On the contrary, being equipped with competent managers and employees does not necessarily mean achievement of the organization’s goal. Due to increased competition and changes in the economy, it is important to develop a marketing strategy.
Hypercompetition, according to D’Aveni (1994) is a competitive situation where the key competitive success factor is the ability to constantly develop new products, processes or services providing the customer with increased functionality and performance. In a hypercompetitive environment, firms cannot count on a sustainable competitive advantage, but must continuously develop itself in new directions."
As such, it is as important to have managers who are thinking long term goals and does not restricts the possibilities that is in store for them and the entire organization. Resourcefulness and creativity are essential tools to capture the market’s interest and enhance profit for the business. Finally, Anders Drejer (2004) affirms it is quite possible to argue that hypercompetitive conditions are not a threat but an opportunity for agile and dynamic organizations. Therefore, we need to get managers to practice strategic thinking, innovation management and business creation.
Litschert, R. J., &amp.

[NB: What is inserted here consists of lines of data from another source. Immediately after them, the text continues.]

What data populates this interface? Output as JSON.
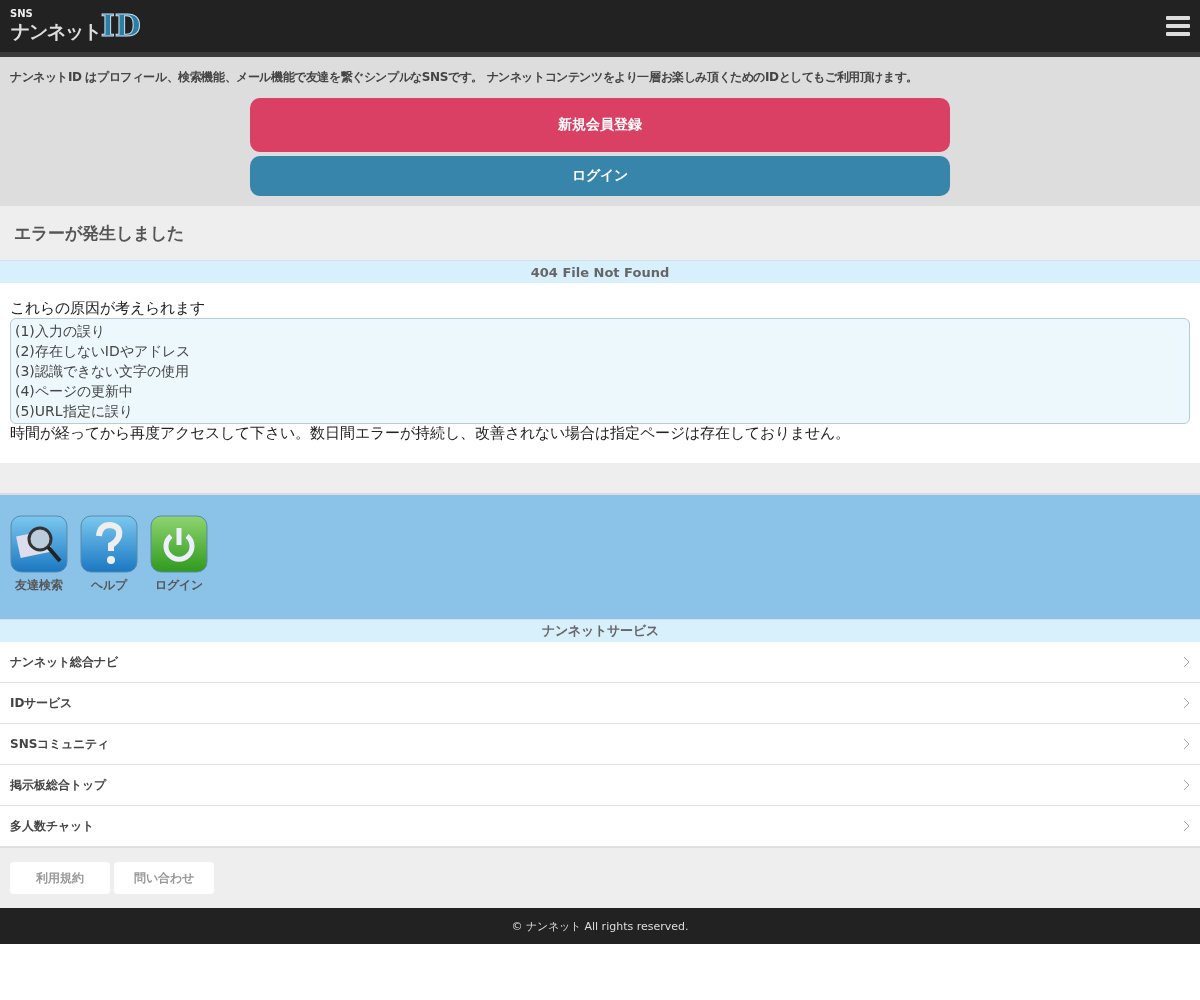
{
  "logo": {
    "small": "SNS",
    "main": "ナンネット",
    "id": "ID"
  },
  "intro": "ナンネットID はプロフィール、検索機能、メール機能で友達を繋ぐシンプルなSNSです。 ナンネットコンテンツをより一層お楽しみ頂くためのIDとしてもご利用頂けます。",
  "buttons": [
    {
      "label": "新規会員登録",
      "kind": "register"
    },
    {
      "label": "ログイン",
      "kind": "login"
    }
  ],
  "error": {
    "title": "エラーが発生しました",
    "code": "404 File Not Found",
    "lead": "これらの原因が考えられます",
    "causes": [
      "(1)入力の誤り",
      "(2)存在しないIDやアドレス",
      "(3)認識できない文字の使用",
      "(4)ページの更新中",
      "(5)URL指定に誤り"
    ],
    "note": "時間が経ってから再度アクセスして下さい。数日間エラーが持続し、改善されない場合は指定ページは存在しておりません。"
  },
  "apps": [
    {
      "label": "友達検索",
      "kind": "search"
    },
    {
      "label": "ヘルプ",
      "kind": "help"
    },
    {
      "label": "ログイン",
      "kind": "power"
    }
  ],
  "services": {
    "title": "ナンネットサービス",
    "items": [
      "ナンネット総合ナビ",
      "IDサービス",
      "SNSコミュニティ",
      "掲示板総合トップ",
      "多人数チャット"
    ]
  },
  "footer_links": [
    "利用規約",
    "問い合わせ"
  ],
  "copyright": "© ナンネット All rights reserved."
}
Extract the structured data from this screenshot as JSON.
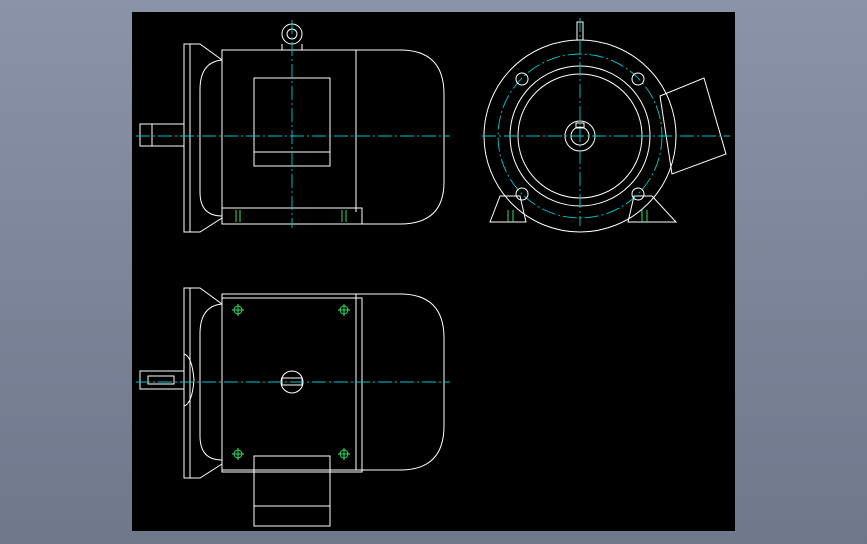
{
  "colors": {
    "canvas_background": "#000000",
    "outline": "#ffffff",
    "centerline": "#00c8d2",
    "mounting_holes": "#2ee060",
    "window_background": "#7b8599"
  },
  "views": [
    "side-view",
    "end-view",
    "top-view"
  ]
}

Bonham, T.W. (1978). Academy of Management Review.Virginia Polytechnic Institute and State University.
Carr, W.C. (1992). A New Paradigm for Management. Survey of Business. 28, 1. ABI/INFORM Global, pg. 18
Drejer, A. Back to basics and beyond: Strategic Management – an area where practice and theory are poorly related. Management Decision (2004). 42, 3/4. ABI/INFORM Global, pg. 508
D’Aveni, R.A. (1994). hypercompetition – Managing the Dynamics of Strategic Maneuvering, The Free Press. New York, NY.
Lawler, E.E. (1992). The Ultimate Advantage: Creating the High Involvement Organization. Jossey Bass. San Fracisco, CA.